Cervical chemical radiculitis describes a nerve pain condition in which irritating disc proteins contact sensitive neurological tissues in the neck. These proteins exist sealed in the nucleus of each intervertebral disc. However, as people suffer disc deterioration, due to age or injury, the annulus fibrosus can become compromised, leading the nucleus to shed its contents into the surrounding spinal anatomy. Chemical radiculitis in the neck can elicit a full range of symptomatic expressions in some patients, but may source no discomfort in others. The reasons for this are still largely speculative, but are usually thought to involve varying degrees of sensitivity to the causative chemicals inside the disc nucleus proteins.
This article will help patients to understand what chemical radiculitis is and how it may play a role in the creation of their neurological neck symptoms.
Cervical Chemical Radiculitis Facts
There is a known chemical, called tumor necrosis factor alpha, which is proven to be capable of causing various problems in healthy cells. It is well established that some neurological fibers are especially sensitive to exposure to TNF-A and might respond with pain or other problematic effects. However, it is also well documented that only some people seem to suffer any neck or back pain due to clear instances of TNF-A exposure to the neurological tissues of the neck. Meanwhile other patients might endure horrific symptomatic expressions which could not be explained through any other structural means.
As with many neck and back pain syndromes, it seems that the more science discovers, the less clear the evolution of pain becomes. The only thing doctors really can say for sure is that they still have so much to learn about why neck pain exists, why it becomes chronic and why it most commonly resists treatment.
Cervical Chemical Radiculitis Mechanism
TNF-A can reach sensitive nerve fibers which exist in the spinal cord or in any of the other neurological tissues which surround it. Most often, the structure theorized to suffer from chemical radiculitis is one of the spinal nerve roots.
Disc degeneration is inherent to the neck anatomy, with most of the middle cervical spinal levels demonstrating desiccation by the third to fourth decades of life. Meanwhile, intervertebral herniation is also incredibly commonplace in the neck, once again affecting the middle and lower levels of the backbone.
Both disc deterioration and herniation can cause the annulus fibrosus to lose structural integrity, allowing an annular tear to develop. This hole in the outer disc wall can allow the escape of nucleus proteins in a tiny flow or in a sudden spontaneous explosion of nucleus material. Regardless, if the proteins definitively contact nerve tissues, the possibility for chemical irritation exists.
Cervical Chemical Radiculitis Speculation
Chemical radiculitis is far from a certain diagnosis in virtually every patient.

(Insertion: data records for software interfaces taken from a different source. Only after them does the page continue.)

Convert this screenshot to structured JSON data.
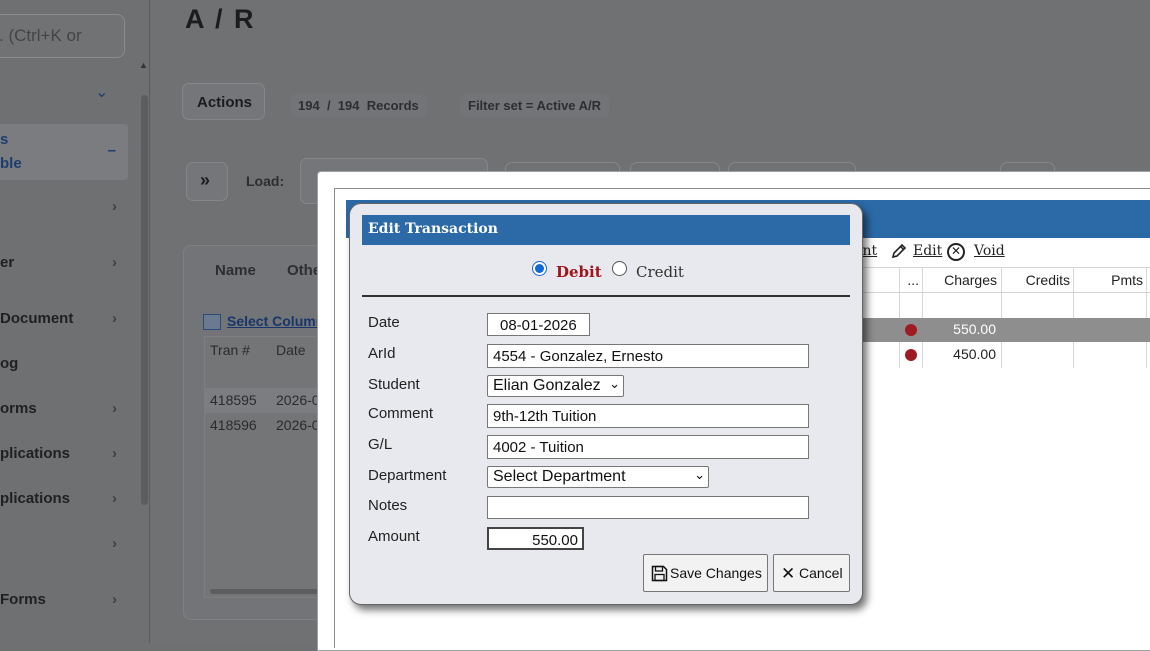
{
  "sidebar": {
    "search_placeholder": ". (Ctrl+K or",
    "items": [
      {
        "label": "er"
      },
      {
        "label": "Document"
      },
      {
        "label": "og"
      },
      {
        "label": "orms"
      },
      {
        "label": "plications"
      },
      {
        "label": "plications"
      },
      {
        "label": "Forms"
      }
    ],
    "active_item": {
      "line1": "s",
      "line2": "ble",
      "toggle": "–"
    }
  },
  "page": {
    "title": "A / R",
    "actions_label": "Actions",
    "records": {
      "shown": "194",
      "sep": "/",
      "total": "194",
      "suffix": "Records"
    },
    "filter": "Filter set =  Active A/R",
    "expand_symbol": "»",
    "load_label": "Load:",
    "tabs": [
      "Name",
      "Othe"
    ],
    "select_columns": "Select Column",
    "grid_headers": [
      "Tran #",
      "Date"
    ],
    "grid_rows": [
      {
        "tran": "418595",
        "date": "2026-0"
      },
      {
        "tran": "418596",
        "date": "2026-0"
      }
    ]
  },
  "popup": {
    "toolbar": {
      "print": "int",
      "edit": "Edit",
      "void": "Void"
    },
    "columns": [
      "...",
      "Charges",
      "Credits",
      "Pmts"
    ],
    "rows": [
      {
        "charges": "550.00",
        "selected": true
      },
      {
        "charges": "450.00",
        "selected": false
      }
    ]
  },
  "dialog": {
    "title": "Edit Transaction",
    "debit_label": "Debit",
    "credit_label": "Credit",
    "selected_type": "Debit",
    "fields": {
      "date": {
        "label": "Date",
        "value": "08-01-2026"
      },
      "arid": {
        "label": "ArId",
        "value": "4554 - Gonzalez, Ernesto"
      },
      "student": {
        "label": "Student",
        "value": "Elian Gonzalez"
      },
      "comment": {
        "label": "Comment",
        "value": "9th-12th Tuition"
      },
      "gl": {
        "label": "G/L",
        "value": "4002 - Tuition"
      },
      "department": {
        "label": "Department",
        "value": "Select Department"
      },
      "notes": {
        "label": "Notes",
        "value": ""
      },
      "amount": {
        "label": "Amount",
        "value": "550.00"
      }
    },
    "save_label": "Save Changes",
    "cancel_label": "Cancel"
  },
  "colors": {
    "accent_blue": "#2b6aa6",
    "debit_red": "#a0141c",
    "status_dot": "#9e1b24"
  }
}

It is more of a working theory which often proves itself to be incorrect once appropriate treatment fails to bring about relief. Most cases of chemical nerve irritation can be located and treated effectively using flushing injections or even minimally invasive surgery. As long as the proteins are removed and the disc is sealed, the symptoms should stop. In some patients, this does occur, pointing towards accurate diagnosis. However, in many others, symptoms persist, often despite several changes in diagnosis and various targeted therapies.
For patients who are aware of a ruptured herniated disc or annular tear in the cervical anatomy, chemical radiculitis may be worth discussing with your physician. At least the treatments used are less invasive and damaging than most procedures used for significant intact herniations. However, even if radicular irritation has been proposed, always continue to take an active role in your care, and hold your diagnosticians accountable, especially if focused therapy fails to provide a cure, as expected.